§ Instructions to follow
Read the lines of the data below and retrieve those with "ring".

BEGIN Data

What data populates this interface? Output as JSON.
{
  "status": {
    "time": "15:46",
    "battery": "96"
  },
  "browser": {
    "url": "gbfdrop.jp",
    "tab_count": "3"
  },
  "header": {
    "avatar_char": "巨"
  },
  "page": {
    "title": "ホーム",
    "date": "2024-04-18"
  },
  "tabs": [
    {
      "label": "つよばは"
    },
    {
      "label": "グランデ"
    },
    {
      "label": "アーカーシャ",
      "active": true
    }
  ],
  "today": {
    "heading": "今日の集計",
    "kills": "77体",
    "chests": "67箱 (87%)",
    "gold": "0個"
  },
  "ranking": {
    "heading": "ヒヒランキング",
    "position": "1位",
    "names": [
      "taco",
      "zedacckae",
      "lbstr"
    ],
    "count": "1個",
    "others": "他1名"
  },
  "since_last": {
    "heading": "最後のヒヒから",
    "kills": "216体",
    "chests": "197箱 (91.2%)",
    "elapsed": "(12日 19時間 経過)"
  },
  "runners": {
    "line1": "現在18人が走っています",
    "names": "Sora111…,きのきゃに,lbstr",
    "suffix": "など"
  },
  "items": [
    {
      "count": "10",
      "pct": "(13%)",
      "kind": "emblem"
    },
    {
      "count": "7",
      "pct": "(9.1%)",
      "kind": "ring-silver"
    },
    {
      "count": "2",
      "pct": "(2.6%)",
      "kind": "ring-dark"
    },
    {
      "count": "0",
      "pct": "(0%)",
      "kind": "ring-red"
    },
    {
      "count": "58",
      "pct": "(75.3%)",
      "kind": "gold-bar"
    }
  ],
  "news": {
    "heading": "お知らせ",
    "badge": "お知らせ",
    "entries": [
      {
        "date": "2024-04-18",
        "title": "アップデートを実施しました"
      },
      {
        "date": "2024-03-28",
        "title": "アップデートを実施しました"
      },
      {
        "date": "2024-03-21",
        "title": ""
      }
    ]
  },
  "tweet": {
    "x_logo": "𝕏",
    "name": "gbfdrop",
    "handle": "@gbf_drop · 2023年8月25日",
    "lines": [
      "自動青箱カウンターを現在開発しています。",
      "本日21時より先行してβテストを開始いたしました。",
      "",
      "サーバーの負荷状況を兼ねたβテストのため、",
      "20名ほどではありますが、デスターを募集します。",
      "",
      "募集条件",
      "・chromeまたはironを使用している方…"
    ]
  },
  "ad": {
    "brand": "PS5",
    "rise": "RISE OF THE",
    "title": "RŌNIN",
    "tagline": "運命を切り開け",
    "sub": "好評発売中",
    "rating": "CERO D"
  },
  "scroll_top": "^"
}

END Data

§ Task response
      "kind": "ring-silver"
      "kind": "ring-dark"
      "kind": "ring-red"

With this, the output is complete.